Cross Training for Faster, Stronger Running
At LFR we are a strong believer in cross-training to deliver fitness benefits to runners. Many coaches will actively recommend cross-training, or multi-sport activities for runners. It is felt that one-sport runners often are in poor skeletal shape and conditioning above the waist, and could use additional workouts for better overall fitness. How often has it been said that runners have no upper-body strength? Secondly, they believe that running a bit less and spending the time saved on other sports reduces the risk of the impact injuries associated with running, whilst retaining overall fitness. So its all good, right?
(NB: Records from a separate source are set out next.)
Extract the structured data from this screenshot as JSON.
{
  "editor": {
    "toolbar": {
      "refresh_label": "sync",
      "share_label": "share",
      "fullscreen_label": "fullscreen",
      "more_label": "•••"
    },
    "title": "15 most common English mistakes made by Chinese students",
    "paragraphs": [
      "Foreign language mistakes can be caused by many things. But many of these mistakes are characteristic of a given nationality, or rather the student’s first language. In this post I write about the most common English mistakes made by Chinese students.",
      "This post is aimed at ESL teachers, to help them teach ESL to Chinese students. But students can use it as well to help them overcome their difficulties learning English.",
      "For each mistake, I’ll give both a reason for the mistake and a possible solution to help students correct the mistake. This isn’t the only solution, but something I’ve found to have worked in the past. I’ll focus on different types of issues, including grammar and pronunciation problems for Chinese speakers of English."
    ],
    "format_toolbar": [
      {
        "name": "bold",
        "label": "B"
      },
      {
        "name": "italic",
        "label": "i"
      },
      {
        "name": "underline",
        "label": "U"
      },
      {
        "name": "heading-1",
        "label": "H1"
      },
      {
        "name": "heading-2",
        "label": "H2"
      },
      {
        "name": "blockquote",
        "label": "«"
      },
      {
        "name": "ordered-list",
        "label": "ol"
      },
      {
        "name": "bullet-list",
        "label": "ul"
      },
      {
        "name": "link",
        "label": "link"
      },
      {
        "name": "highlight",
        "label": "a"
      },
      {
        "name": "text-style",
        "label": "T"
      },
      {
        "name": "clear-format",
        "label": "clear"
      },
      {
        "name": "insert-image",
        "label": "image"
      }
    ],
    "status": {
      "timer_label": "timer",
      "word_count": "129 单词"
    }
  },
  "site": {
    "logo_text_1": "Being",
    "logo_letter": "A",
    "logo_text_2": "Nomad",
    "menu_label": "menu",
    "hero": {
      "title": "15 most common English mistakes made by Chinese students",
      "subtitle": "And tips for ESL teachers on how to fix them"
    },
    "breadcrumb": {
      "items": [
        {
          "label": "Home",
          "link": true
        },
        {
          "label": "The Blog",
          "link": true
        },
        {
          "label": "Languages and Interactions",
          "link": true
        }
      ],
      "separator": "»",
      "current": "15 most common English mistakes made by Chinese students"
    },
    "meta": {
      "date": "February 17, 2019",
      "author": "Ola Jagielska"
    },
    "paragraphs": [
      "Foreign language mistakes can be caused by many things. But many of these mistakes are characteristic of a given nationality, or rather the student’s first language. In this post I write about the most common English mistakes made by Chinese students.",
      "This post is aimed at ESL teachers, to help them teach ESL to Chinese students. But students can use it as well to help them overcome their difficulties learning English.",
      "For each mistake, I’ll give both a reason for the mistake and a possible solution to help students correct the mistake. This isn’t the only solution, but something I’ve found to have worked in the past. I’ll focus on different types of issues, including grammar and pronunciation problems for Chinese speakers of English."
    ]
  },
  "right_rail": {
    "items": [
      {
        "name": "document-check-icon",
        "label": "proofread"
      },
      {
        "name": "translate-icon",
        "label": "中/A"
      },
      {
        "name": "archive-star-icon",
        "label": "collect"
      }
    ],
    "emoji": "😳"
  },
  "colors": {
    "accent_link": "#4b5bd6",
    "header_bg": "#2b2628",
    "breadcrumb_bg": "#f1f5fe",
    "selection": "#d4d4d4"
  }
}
There are a myriad of studies on this subject, but in essence, if you want to enjoy your time running with less risk of injury, or to become overall a bit fitter generally, then mixing in some other activities with your running can benefit you.
LFR has many members that actively take part in activities like cycling, swimming, gym sessions, cross-fit and other activities that benefit their running capabilities.
During the Spring & Summer months, when we are able to we put on a circuits style fitness session once a week. This is a hugely popular session across a broad range of our members giving them a chance for an all over body workout in a HIIT style set.
Training other parts of the body to be stronger will not only help you become a faster runner, improving your chances of reaching your goals, but will also help prevent injury. Exercises such as squats, lunges, planks, leg raises, Russian twists, press ups and others will strengthen not only the muscles required for running, but also other less obvious muscles, in your core such as the abs, neck and back, which in turn will help you maintain better running posture. This is how it benefits you as a runner. When you look at a lot of runners taking on a hard run, be it fast or long, the thing that goes first is the posture. The body simply tires and starts to fold a bit as it struggles to hold onto good posture. When you adopt this 'tired runner' posture you hugely increase the chance of injury.
Cycling, like running, is largely dependent on the major muscles in the legs. It's also a great workout for the cardiovascular system, which will pay off when you're out running, but gives you a break from the impact. Cycling can also aid with recovery from long runs by using muscle groups that are in opposition to those you use most with running, especially your quads and glutes.